Resources:  There is a comprehensive section of backmatter full of resources for kids who wonder what they can do to about child labor around the world.  There is the true story of Iqbal Masih,  information about the United Nations and the work it does for the rights of all children, and UNICEF and its mission for children.   There are many kid-friendly sites listed  and a kid-to-kid global project that helps others.  You can also check out Reach and Teach for more classroom activities for this story.

To see a complete listing of all the Perfect Picture Books with resources, please visit author Susanna Leonard Hill’s Perfect Picture Books.

Saraswati’s Way

Saraswati’s Way

Monika Schroder, Author

Frances Foster Books, Fiction, 2010

Suitable for:  Ages 10 -14 years

Themes:  Indian boy wants to study math, Poverty, Child labor, Hindu culture

Award:  2011 Bank Street – Best Children’s Book of the Year

Schroder has written a powerful, compelling and inspirational novel about twelve-year-old boy from India, who has a gift with numbers.  Akash sees numbers as patterns in his head.  He desperately wants to learn more from the village teacher, but he knows more than his teacher.  Akash shares his dreams of applying for a scholarship to go to a city school with his Bapu (father).  He is told that if the gods want him to have an education, he will.  He prays to Saraswati, the goddess of knowledge and wisdom, to grant his wish and to help him.
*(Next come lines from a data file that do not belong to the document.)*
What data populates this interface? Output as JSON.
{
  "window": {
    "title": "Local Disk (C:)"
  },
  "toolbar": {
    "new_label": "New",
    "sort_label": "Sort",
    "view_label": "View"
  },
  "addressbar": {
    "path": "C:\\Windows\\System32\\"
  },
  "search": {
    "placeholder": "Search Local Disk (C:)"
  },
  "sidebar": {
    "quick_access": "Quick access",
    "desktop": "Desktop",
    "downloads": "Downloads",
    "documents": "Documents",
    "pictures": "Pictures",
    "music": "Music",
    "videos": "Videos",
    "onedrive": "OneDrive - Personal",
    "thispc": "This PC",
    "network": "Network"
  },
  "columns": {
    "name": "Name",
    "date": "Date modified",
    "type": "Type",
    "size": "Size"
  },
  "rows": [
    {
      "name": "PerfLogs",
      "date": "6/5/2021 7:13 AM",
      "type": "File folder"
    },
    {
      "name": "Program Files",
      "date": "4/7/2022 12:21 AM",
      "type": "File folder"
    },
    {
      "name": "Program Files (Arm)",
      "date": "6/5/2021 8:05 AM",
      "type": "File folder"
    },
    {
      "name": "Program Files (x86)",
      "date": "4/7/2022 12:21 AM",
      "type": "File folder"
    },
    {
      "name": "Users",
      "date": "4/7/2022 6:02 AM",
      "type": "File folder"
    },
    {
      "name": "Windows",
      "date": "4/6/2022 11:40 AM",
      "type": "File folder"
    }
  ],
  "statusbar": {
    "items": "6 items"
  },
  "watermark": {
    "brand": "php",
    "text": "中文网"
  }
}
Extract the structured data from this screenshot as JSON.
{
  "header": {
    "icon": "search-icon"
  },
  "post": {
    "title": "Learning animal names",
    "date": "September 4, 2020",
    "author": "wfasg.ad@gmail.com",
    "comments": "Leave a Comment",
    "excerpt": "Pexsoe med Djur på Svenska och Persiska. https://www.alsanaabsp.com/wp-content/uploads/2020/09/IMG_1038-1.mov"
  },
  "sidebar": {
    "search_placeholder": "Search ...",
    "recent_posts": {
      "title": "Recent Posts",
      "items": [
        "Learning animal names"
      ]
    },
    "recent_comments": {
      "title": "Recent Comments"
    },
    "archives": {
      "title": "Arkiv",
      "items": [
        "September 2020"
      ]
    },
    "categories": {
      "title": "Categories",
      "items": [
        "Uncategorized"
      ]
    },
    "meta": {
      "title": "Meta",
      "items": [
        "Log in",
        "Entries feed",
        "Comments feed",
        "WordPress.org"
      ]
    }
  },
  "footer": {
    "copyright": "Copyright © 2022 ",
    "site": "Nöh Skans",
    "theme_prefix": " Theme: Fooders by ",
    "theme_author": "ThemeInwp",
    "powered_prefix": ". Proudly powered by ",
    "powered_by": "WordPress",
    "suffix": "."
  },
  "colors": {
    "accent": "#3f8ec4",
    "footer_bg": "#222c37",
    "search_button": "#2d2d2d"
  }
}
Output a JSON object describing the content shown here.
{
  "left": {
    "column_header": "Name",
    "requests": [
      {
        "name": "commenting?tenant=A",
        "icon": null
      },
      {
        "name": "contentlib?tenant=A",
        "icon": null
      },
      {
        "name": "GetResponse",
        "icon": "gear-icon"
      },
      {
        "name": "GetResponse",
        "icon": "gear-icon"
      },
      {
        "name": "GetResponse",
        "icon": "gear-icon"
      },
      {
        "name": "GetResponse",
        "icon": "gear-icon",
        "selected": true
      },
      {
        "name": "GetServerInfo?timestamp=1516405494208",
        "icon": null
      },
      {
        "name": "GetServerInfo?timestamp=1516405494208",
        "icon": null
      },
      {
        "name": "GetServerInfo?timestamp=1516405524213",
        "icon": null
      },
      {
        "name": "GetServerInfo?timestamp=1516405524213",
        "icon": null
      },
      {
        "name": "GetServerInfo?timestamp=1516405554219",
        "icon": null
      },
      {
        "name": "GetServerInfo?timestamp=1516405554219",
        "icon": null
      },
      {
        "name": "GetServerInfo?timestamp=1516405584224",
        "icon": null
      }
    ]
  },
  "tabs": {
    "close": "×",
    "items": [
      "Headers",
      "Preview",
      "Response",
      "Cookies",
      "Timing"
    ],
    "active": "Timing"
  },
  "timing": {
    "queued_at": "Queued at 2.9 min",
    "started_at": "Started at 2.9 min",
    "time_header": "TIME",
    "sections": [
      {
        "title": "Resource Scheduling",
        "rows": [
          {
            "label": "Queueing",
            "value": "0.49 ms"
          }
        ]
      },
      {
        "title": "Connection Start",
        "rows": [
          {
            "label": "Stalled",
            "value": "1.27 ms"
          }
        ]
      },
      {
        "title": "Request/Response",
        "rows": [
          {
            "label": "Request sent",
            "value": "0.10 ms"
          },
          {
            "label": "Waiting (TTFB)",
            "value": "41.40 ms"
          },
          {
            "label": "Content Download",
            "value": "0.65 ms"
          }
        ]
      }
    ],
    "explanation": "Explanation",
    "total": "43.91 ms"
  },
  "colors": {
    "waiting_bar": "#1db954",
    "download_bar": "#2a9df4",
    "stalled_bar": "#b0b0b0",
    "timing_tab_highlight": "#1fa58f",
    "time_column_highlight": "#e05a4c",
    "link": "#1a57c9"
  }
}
But, life deals Akash a blow when Bapu develops a fever and dies.  His Dadima (grandmother) sends him to work in the landlord’s rock quarry to pay off the family debt.  When Akash mathematically figures out that the landlord is charging interest on the loans, he realizes he will never pay off the family debt.   Late one night he hops a train headed to New Delhi to pursue his dreams.  He is now a street child rummaging for food and stealing to survive.  He wonders if Saraswati has abandoned him.  The streets of New Delhi hold unimaginable dangers, and temptations.  Akash must find a way to make money to pay for a math tutor.  His dreams of attending school present him with some difficult choices.   He can follow a street-smart boy, Rohit, and earn a lot of money dishonestly.  Or he can work with Ramesh,  a kind elderly newspaper vendor, who sees something very special in Akash.   He remembers his last conversation with Bapu before he dies.  “What you desire is on its way.” 

Monika Schroder, an elementary school teacher in New Delhi for seven years, really captures the essence of India — its color, heat, smells, beauty, poverty and child labor practices — through the eyes of a very determined orphaned boy.   In an “Author’s Note” at the end of the book she estimates there are between 100,000 to 500,000 street children.  Schroder also says about 80 percent of the people in India practice Hinduism.  There also is a glossary of Hindu words.   “A boy like Akash has a slim chance of fulfilling his dream in contemporary India,”  said Schroder.  “Yet I wanted to write a hopeful book about a child who, with determination, courage, and some luck achieves his goal against all odds.”